[PROBLEM TO WORK ON] Read through the data and report every line in which the word "spec" occurs.

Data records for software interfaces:
════════════════

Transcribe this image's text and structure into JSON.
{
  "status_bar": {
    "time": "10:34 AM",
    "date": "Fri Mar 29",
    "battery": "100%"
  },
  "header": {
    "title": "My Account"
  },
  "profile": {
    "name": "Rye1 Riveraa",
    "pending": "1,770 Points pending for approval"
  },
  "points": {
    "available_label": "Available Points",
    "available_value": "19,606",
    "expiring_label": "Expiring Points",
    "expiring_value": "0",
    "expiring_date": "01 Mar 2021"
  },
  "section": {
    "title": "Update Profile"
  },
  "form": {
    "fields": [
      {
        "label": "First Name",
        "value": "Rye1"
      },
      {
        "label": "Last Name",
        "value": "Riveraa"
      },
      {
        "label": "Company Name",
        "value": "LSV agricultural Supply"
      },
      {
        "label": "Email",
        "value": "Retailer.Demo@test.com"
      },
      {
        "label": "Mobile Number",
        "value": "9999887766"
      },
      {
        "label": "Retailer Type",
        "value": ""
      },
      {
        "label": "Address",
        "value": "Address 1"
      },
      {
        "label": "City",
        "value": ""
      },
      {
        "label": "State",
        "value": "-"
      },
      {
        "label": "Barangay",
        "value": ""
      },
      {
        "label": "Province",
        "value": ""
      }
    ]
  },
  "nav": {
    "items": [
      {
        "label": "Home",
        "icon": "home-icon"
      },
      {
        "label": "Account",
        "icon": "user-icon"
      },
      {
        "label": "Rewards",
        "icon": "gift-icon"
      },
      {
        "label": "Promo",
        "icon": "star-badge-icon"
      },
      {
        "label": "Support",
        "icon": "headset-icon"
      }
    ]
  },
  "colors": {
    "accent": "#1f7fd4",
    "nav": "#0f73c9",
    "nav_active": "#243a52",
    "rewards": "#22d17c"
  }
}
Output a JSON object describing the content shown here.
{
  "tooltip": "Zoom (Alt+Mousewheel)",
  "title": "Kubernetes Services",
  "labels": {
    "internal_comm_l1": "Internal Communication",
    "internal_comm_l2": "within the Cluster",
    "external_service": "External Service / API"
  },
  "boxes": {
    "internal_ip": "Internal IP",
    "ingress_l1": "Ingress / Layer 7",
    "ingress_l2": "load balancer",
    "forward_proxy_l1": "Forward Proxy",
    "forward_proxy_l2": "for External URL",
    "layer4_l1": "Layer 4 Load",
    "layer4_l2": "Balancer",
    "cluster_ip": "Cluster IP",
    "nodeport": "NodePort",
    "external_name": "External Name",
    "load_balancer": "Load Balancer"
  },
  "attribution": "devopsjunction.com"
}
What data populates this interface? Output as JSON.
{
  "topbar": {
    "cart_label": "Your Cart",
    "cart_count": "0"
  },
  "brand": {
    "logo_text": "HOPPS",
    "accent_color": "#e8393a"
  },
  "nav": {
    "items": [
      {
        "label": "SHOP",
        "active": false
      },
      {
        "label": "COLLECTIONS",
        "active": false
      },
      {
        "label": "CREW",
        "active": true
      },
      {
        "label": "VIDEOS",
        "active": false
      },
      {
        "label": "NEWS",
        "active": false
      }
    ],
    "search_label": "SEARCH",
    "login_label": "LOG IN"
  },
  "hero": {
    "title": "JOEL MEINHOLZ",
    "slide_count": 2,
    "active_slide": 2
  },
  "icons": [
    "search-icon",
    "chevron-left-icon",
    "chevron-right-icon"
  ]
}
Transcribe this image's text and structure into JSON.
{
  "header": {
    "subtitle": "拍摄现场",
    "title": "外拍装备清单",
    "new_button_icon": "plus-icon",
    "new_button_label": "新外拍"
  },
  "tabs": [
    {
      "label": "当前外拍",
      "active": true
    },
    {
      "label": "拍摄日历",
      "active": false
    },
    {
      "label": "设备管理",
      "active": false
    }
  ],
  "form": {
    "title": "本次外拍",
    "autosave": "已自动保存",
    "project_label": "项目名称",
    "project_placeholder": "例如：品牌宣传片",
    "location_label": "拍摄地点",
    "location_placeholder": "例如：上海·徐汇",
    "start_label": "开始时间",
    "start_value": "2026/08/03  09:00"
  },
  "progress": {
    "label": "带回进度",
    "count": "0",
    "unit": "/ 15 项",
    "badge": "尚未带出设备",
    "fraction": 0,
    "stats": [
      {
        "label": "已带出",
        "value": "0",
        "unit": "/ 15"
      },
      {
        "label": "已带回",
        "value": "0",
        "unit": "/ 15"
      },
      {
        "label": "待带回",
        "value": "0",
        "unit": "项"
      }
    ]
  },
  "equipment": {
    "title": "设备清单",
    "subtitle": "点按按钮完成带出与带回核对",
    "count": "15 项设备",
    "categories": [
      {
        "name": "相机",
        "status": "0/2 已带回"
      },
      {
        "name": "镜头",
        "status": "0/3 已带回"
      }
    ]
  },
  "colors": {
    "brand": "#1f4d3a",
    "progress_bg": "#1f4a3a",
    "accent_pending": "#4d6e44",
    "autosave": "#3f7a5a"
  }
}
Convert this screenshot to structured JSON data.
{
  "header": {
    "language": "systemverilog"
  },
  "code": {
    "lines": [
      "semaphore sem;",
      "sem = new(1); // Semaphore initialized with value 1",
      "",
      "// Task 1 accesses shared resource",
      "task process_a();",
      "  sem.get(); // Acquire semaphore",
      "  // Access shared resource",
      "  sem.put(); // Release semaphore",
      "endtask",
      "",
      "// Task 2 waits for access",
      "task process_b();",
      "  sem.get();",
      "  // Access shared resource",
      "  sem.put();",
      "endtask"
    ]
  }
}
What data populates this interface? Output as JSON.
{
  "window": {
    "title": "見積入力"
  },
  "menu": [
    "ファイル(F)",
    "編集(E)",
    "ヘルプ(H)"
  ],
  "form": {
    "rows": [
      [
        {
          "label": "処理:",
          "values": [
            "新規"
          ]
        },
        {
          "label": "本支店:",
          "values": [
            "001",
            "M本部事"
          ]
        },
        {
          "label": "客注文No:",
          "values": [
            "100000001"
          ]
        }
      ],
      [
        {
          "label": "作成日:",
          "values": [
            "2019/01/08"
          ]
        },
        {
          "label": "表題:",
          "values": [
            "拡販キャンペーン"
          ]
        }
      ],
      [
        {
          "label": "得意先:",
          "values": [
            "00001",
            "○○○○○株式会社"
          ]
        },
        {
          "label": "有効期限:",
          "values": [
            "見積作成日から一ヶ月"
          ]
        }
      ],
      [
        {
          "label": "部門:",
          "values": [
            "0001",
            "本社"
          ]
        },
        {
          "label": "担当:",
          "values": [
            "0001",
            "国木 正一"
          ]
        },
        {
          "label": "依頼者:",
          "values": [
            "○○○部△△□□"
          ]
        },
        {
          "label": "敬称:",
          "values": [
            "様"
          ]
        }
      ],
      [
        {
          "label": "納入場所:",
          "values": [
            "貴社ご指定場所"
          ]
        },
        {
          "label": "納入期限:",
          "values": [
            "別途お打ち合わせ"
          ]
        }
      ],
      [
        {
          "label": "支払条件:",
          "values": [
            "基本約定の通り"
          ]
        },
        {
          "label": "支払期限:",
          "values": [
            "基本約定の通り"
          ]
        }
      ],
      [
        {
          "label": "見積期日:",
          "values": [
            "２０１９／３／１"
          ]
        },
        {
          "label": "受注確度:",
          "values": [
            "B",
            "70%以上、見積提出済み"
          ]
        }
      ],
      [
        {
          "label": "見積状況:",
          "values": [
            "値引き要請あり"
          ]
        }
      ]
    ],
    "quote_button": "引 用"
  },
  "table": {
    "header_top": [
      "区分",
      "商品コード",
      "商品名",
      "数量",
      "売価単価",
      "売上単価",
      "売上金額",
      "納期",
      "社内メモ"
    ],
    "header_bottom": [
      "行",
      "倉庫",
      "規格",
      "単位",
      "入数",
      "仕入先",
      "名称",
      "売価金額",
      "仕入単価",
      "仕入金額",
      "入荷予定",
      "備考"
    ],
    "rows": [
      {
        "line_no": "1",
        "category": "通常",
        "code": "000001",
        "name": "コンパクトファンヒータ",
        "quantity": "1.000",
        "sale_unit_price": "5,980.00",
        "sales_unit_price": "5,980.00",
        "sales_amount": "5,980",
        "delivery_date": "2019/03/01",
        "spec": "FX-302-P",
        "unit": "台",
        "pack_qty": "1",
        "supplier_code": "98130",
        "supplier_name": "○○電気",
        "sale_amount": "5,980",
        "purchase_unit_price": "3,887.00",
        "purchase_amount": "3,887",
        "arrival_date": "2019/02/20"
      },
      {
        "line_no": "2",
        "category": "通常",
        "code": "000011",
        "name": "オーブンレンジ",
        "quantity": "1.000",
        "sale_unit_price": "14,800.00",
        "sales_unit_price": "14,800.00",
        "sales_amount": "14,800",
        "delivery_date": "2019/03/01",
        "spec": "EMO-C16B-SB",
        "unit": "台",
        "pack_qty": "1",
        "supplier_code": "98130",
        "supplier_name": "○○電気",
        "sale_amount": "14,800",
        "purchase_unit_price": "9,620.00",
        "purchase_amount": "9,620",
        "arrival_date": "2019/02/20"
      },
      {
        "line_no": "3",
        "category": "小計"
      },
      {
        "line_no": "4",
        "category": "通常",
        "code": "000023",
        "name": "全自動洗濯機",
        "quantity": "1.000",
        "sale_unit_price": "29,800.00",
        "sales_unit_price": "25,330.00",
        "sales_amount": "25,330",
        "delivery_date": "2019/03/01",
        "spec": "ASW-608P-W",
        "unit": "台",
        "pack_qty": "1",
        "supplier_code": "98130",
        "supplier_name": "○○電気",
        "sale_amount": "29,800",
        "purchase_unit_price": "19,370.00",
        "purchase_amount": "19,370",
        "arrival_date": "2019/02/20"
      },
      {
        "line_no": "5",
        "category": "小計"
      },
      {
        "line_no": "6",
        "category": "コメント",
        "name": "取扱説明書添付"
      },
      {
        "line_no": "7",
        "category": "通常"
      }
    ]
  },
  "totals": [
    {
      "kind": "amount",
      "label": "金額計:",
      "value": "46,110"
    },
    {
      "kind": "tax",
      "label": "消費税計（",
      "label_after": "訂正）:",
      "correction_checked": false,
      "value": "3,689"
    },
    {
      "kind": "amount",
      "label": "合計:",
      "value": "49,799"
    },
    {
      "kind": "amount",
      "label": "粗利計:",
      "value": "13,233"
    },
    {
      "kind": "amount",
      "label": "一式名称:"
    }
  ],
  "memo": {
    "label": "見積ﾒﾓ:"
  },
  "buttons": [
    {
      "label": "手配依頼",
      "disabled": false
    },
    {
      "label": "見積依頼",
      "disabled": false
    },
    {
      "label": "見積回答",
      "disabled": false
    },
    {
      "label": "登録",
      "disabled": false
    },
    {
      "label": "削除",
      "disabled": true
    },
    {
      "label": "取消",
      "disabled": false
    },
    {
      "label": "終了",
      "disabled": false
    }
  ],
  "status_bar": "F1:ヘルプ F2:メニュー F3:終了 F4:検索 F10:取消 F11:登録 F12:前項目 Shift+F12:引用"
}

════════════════

[SOLUTION FOR THIS PROBLEM]
        "spec": "FX-302-P",
        "spec": "EMO-C16B-SB",
        "spec": "ASW-608P-W",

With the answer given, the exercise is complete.